Music has long been considered a universal language that transcends cultural boundaries and speaks to the depths of human emotions. However, its impact on non-human animals, specifically dogs, remains a topic of scientific inquiry.
This article aims to explore the question: do dogs like music? Drawing upon empirical research and expert opinions, this analysis will examine the science behind canine music preferences and shed light on the effects of music on dogs’ behavior and emotional responses.
Furthermore, it will delve into the potential therapeutic benefits of music for canines and provide practical tips for introducing music to our four-legged companions.
Additionally, this article will discuss the role of music in training and behavior modification as well as highlight famous dogs in the music industry.
By understanding and appreciating dogs’ music preferences, we can enhance our bond with these furry friends while enriching their lives through auditory stimulation.
- Dogs have preferences for different genres of music, with classical music having a calming effect and reducing stress levels.
- Heavy metal and electronic dance music can increase anxiety and restlessness in dogs.
- Reggae and soft rock genres are favored by shelter dogs and can lead to lower heart rates.
- Understanding dogs’ musical preferences and incorporating tailored playlists can enhance their well-being and behavior.
The Science Behind Canine Music Preferences
The study of canine music preferences reveals the fascinating scientific factors that influence dogs’ responses to different types of music. Canine music therapy is a growing field that aims to use music as a tool for improving dogs’ well-being and behavior. Scientific studies on dogs and music have shown that dogs do indeed have preferences when it comes to different genres of music.

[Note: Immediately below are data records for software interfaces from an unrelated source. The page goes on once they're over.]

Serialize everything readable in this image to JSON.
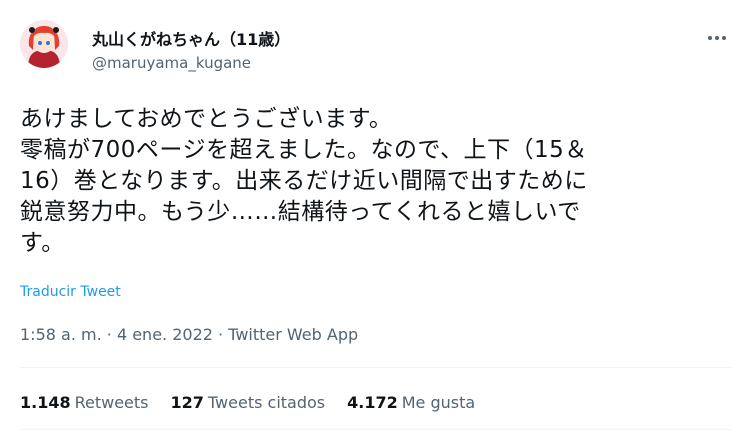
{
  "author": {
    "display_name": "丸山くがねちゃん（11歳）",
    "handle": "@maruyama_kugane"
  },
  "tweet": {
    "text": "あけましておめでとうございます。\n零稿が700ページを超えました。なので、上下（15＆\n16）巻となります。出来るだけ近い間隔で出すために\n鋭意努力中。もう少……結構待ってくれると嬉しいで\nす。",
    "translate_label": "Traducir Tweet"
  },
  "meta": {
    "time": "1:58 a. m.",
    "separator1": " · ",
    "date": "4 ene. 2022",
    "separator2": " · ",
    "source": "Twitter Web App"
  },
  "stats": {
    "retweets_count": "1.148",
    "retweets_label": "Retweets",
    "quotes_count": "127",
    "quotes_label": "Tweets citados",
    "likes_count": "4.172",
    "likes_label": "Me gusta"
  },
  "icons": {
    "more": "more-dots-icon"
  },
  "colors": {
    "link": "#1d9bf0",
    "secondary_text": "#536471",
    "primary_text": "#0f1419",
    "divider": "#eff3f4"
  }
}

One study conducted by researchers at the University of Glasgow found that classical music had a calming effect on dogs, leading to reduced stress levels and increased relaxation. In contrast, heavy metal and electronic dance music had the opposite effect, causing an increase in anxiety and restlessness.

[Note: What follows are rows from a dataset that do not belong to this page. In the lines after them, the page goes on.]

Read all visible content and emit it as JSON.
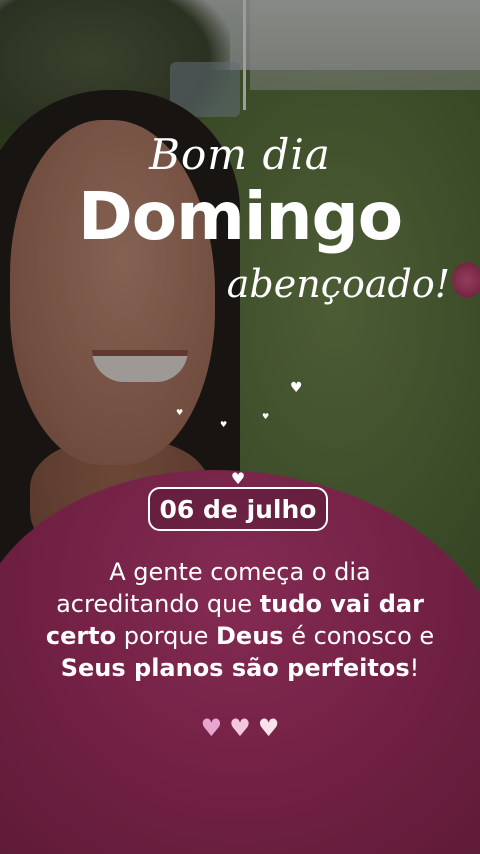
{
  "greeting": {
    "line1": "Bom dia",
    "line2": "Domingo",
    "line3": "abençoado!"
  },
  "date": "06 de julho",
  "message": {
    "p1": "A gente começa o dia acreditando que ",
    "b1": "tudo vai dar certo",
    "p2": " porque ",
    "b2": "Deus",
    "p3": " é conosco e ",
    "b3": "Seus planos são perfeitos",
    "p4": "!"
  },
  "hearts": {
    "icon": "heart-icon",
    "colors": [
      "#e7a6cf",
      "#f3c8dc",
      "#f9e3ea"
    ]
  },
  "colors": {
    "text": "#ffffff",
    "sweater": "#b02a66"
  }
}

Another study published in Physiology & Behavior demonstrated that reggae and soft rock were particularly favored by shelter dogs, resulting in lower heart rates compared to periods of silence or other genres.